_EXERCISE DESCRIPTION_
For every entry, output the exact wording.

[Records drawn from a dataset]
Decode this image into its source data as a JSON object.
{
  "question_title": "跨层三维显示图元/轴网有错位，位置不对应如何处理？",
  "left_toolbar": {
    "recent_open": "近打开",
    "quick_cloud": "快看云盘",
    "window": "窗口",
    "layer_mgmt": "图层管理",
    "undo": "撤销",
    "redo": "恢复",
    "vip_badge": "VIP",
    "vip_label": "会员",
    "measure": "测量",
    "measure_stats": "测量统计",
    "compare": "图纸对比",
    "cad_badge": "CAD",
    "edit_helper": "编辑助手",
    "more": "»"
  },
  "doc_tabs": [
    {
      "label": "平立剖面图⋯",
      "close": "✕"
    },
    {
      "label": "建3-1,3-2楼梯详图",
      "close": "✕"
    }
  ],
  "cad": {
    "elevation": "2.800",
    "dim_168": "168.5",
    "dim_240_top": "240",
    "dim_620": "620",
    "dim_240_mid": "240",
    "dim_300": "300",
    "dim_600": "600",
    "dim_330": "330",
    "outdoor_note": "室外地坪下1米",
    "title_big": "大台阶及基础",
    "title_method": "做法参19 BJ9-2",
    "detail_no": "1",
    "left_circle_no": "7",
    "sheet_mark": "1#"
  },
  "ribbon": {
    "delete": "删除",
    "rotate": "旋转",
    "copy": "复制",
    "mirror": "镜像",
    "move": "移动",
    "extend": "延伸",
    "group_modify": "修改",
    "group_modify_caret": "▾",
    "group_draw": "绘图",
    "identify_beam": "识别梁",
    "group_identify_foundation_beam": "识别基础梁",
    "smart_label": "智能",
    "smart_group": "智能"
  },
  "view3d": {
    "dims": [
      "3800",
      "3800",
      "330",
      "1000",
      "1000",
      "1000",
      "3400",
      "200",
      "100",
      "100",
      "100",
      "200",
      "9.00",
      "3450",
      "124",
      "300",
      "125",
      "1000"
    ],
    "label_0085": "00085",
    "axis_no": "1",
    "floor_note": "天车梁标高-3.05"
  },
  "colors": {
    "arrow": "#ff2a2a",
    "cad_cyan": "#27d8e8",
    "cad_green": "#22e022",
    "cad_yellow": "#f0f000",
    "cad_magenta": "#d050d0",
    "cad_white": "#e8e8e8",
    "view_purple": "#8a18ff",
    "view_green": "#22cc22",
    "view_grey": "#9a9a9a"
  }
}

_THE ANSWER_
Decode this image into its source data as a JSON object.
{
  "question_title": "跨层三维显示图元/轴网有错位，位置不对应如何处理？",
  "left_toolbar": {
    "recent_open": "近打开",
    "quick_cloud": "快看云盘",
    "window": "窗口",
    "layer_mgmt": "图层管理",
    "undo": "撤销",
    "redo": "恢复",
    "vip_badge": "VIP",
    "vip_label": "会员",
    "measure": "测量",
    "measure_stats": "测量统计",
    "compare": "图纸对比",
    "cad_badge": "CAD",
    "edit_helper": "编辑助手",
    "more": "»"
  },
  "doc_tabs": [
    {
      "label": "平立剖面图⋯",
      "close": "✕"
    },
    {
      "label": "建3-1,3-2楼梯详图",
      "close": "✕"
    }
  ],
  "cad": {
    "elevation": "2.800",
    "dim_168": "168.5",
    "dim_240_top": "240",
    "dim_620": "620",
    "dim_240_mid": "240",
    "dim_300": "300",
    "dim_600": "600",
    "dim_330": "330",
    "outdoor_note": "室外地坪下1米",
    "title_big": "大台阶及基础",
    "title_method": "做法参19 BJ9-2",
    "detail_no": "1",
    "left_circle_no": "7",
    "sheet_mark": "1#"
  },
  "ribbon": {
    "delete": "删除",
    "rotate": "旋转",
    "copy": "复制",
    "mirror": "镜像",
    "move": "移动",
    "extend": "延伸",
    "group_modify": "修改",
    "group_modify_caret": "▾",
    "group_draw": "绘图",
    "identify_beam": "识别梁",
    "group_identify_foundation_beam": "识别基础梁",
    "smart_label": "智能",
    "smart_group": "智能"
  },
  "view3d": {
    "dims": [
      "3800",
      "3800",
      "330",
      "1000",
      "1000",
      "1000",
      "3400",
      "200",
      "100",
      "100",
      "100",
      "200",
      "9.00",
      "3450",
      "124",
      "300",
      "125",
      "1000"
    ],
    "label_0085": "00085",
    "axis_no": "1",
    "floor_note": "天车梁标高-3.05"
  },
  "colors": {
    "arrow": "#ff2a2a",
    "cad_cyan": "#27d8e8",
    "cad_green": "#22e022",
    "cad_yellow": "#f0f000",
    "cad_magenta": "#d050d0",
    "cad_white": "#e8e8e8",
    "view_purple": "#8a18ff",
    "view_green": "#22cc22",
    "view_grey": "#9a9a9a"
  }
}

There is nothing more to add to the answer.